Celebrating April Fools’ Day; Tricking people throughout history

Kimberly Allen, Reporter

     April Fools’ Day happens on the first day of April in most countries, and is a day where people play pranks on each other. April Fools’ Day could even have relations farther back in history than to what is now as a modern annual holiday. The real joke of April Fools’ Day is that no one truly knows where it originated from, or even when.

     It’s just human nature to play jokes, and it always has been, according to historians. One of the guesses at the origin of April Fools’ Day dates all the way back to Roman times. According to the New World Encyclopedia, Hilaria is a Roman festival that can also be translated to cheerful times, and it honors the goddess Cybele. This festival celebrates the resurrection of Cybele’s dead lover Attis. It was a day to be joyful about, people would celebrate by dressing up and imitating each other.

     According to the Library of Congress Blogs, some historians have even said that the holiday comes from France, when they switched from the Julian calendar to the Gregorian calendar. Not everyone in France switched to the new change, so those who continued to follow the old ways were often called “poisson d’avril.” It’s an insult that has the purpose of calling those people who use the old calendar gullible. The name ‘April Fish’ implies that it is easier to catch fish in that season, making them also easier to trick.
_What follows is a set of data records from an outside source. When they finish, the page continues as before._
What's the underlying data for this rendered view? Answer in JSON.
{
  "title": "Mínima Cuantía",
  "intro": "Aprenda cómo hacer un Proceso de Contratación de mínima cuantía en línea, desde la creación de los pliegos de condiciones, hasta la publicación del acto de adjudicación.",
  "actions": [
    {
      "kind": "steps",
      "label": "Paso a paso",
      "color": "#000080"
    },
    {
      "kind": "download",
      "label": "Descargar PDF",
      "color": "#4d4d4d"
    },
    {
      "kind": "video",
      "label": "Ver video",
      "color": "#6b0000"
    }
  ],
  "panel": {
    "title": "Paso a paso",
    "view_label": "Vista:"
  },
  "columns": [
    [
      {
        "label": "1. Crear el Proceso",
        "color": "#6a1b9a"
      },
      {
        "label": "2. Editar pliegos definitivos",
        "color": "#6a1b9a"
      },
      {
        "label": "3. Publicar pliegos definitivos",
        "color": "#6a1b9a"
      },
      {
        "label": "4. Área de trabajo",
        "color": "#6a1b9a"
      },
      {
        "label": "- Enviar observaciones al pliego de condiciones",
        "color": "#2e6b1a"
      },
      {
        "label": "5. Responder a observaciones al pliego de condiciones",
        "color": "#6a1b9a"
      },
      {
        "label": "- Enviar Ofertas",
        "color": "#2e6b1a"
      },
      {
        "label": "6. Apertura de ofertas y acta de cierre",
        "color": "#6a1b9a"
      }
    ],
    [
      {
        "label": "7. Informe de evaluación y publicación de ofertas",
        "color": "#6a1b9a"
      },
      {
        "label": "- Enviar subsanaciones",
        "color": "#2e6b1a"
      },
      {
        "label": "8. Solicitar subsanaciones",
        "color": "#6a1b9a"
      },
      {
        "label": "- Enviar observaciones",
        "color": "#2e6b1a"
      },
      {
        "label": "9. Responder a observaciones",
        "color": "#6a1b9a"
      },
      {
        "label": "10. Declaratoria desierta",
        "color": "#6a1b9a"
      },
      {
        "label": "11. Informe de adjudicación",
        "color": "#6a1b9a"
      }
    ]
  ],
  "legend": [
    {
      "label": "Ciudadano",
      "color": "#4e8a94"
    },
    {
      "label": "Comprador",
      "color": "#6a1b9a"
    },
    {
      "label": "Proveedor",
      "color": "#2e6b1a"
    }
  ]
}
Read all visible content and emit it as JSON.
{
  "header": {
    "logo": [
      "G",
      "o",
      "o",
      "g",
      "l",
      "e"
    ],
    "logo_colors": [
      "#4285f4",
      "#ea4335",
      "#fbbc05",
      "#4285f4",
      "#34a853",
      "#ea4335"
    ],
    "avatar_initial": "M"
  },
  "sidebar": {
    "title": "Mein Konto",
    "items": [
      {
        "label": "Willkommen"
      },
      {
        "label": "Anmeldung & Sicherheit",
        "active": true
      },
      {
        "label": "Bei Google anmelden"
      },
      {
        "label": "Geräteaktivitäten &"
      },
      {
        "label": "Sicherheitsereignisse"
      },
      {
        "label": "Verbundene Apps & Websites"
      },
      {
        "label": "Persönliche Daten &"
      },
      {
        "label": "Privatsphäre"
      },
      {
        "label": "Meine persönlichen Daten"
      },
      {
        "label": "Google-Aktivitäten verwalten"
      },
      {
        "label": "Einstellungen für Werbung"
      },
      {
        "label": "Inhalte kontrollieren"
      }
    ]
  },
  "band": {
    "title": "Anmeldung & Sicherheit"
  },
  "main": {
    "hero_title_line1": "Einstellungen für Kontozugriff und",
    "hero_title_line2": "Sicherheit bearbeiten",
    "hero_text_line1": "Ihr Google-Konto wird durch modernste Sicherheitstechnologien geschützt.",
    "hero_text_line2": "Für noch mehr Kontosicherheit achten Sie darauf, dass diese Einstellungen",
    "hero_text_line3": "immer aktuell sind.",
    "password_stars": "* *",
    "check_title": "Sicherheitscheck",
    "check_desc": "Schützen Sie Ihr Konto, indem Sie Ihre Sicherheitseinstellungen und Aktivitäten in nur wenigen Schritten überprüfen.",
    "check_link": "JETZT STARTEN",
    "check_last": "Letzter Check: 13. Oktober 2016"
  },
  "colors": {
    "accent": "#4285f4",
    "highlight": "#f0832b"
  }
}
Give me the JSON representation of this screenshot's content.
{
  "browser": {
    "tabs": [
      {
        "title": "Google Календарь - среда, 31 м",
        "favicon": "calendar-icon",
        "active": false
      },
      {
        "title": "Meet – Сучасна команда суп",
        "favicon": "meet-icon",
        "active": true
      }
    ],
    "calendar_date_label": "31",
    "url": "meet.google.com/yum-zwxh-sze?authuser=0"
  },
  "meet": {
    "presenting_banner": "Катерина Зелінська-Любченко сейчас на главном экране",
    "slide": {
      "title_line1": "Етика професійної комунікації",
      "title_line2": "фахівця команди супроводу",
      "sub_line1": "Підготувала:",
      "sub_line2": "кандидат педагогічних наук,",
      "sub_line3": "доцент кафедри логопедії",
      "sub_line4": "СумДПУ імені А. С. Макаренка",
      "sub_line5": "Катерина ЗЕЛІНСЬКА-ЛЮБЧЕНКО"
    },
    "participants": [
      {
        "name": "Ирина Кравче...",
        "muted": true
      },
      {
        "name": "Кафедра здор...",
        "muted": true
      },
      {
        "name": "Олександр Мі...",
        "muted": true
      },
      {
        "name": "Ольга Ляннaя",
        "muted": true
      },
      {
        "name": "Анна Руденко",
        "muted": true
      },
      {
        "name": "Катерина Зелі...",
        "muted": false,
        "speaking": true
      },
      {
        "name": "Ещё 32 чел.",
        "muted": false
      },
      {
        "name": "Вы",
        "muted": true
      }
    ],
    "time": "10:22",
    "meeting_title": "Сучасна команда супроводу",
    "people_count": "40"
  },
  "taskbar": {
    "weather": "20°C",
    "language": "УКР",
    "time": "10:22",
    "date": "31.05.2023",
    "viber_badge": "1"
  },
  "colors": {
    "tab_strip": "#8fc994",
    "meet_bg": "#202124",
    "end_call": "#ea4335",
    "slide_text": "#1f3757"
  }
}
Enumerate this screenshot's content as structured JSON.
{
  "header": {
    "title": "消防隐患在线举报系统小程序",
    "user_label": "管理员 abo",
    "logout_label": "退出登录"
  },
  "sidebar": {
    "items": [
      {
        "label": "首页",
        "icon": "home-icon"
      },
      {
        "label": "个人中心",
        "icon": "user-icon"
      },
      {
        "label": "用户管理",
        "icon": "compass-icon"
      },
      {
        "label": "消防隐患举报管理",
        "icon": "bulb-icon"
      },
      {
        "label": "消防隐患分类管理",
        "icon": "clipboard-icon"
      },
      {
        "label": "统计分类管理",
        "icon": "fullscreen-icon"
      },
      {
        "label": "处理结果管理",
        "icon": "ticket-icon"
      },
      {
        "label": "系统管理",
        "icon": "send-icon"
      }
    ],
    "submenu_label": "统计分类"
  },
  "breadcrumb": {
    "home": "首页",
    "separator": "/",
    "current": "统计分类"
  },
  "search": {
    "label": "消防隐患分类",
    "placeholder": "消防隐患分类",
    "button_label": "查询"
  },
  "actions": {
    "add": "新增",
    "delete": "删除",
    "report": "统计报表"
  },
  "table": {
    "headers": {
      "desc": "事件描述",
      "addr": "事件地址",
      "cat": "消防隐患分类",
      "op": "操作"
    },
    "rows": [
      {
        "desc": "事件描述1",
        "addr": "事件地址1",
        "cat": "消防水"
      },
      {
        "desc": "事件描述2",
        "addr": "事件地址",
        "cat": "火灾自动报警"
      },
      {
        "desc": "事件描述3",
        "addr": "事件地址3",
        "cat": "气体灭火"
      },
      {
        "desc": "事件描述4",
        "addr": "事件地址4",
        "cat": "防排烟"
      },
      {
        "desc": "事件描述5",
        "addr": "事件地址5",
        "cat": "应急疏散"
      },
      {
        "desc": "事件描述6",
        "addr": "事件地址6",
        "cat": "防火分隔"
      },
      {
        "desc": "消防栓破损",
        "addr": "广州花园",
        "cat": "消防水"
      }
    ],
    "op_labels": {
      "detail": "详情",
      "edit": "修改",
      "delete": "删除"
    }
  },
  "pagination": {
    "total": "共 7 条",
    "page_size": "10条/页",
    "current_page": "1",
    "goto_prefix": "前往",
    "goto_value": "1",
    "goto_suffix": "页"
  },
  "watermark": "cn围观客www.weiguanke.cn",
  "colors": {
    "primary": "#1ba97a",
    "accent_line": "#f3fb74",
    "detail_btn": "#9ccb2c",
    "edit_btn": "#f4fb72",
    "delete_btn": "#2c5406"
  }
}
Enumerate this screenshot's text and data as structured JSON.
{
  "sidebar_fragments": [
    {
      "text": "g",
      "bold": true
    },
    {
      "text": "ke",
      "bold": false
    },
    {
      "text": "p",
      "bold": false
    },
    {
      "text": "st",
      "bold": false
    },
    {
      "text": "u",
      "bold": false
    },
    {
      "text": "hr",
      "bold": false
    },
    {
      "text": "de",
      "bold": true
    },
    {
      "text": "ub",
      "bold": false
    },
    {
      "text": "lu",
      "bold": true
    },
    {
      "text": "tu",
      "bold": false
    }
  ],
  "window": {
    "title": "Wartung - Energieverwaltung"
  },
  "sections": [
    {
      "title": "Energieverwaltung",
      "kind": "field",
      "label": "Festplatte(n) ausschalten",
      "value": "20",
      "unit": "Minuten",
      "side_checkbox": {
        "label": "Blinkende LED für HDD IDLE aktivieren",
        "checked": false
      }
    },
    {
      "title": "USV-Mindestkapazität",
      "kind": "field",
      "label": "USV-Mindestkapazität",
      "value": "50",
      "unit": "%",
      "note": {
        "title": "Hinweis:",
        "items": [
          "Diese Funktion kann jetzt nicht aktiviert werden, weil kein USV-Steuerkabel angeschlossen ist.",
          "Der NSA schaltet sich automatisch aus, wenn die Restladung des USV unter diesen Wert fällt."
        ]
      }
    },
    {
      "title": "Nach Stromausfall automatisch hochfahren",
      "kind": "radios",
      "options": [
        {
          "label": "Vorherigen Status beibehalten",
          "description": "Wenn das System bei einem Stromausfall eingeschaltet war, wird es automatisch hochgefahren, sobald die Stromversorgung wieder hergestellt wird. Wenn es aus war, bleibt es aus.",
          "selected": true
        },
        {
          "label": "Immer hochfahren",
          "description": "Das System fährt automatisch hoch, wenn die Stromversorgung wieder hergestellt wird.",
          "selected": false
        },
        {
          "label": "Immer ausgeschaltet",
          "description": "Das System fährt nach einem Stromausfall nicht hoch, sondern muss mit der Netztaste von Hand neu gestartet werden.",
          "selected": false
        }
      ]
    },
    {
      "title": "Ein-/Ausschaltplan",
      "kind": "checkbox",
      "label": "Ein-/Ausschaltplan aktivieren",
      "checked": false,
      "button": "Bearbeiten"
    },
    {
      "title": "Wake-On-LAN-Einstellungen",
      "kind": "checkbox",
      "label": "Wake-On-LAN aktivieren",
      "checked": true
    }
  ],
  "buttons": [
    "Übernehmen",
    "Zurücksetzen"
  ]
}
     In modern history, newspapers, news stations, and radio stations have all had their fun in tricking people on April 1. For example, in 1957, the  BBC played a prank on its viewers by showing harvesters in Switzerland picking spaghetti off of trees. In 2008, the BBC played another prank on its audience by saying that penguins could fly.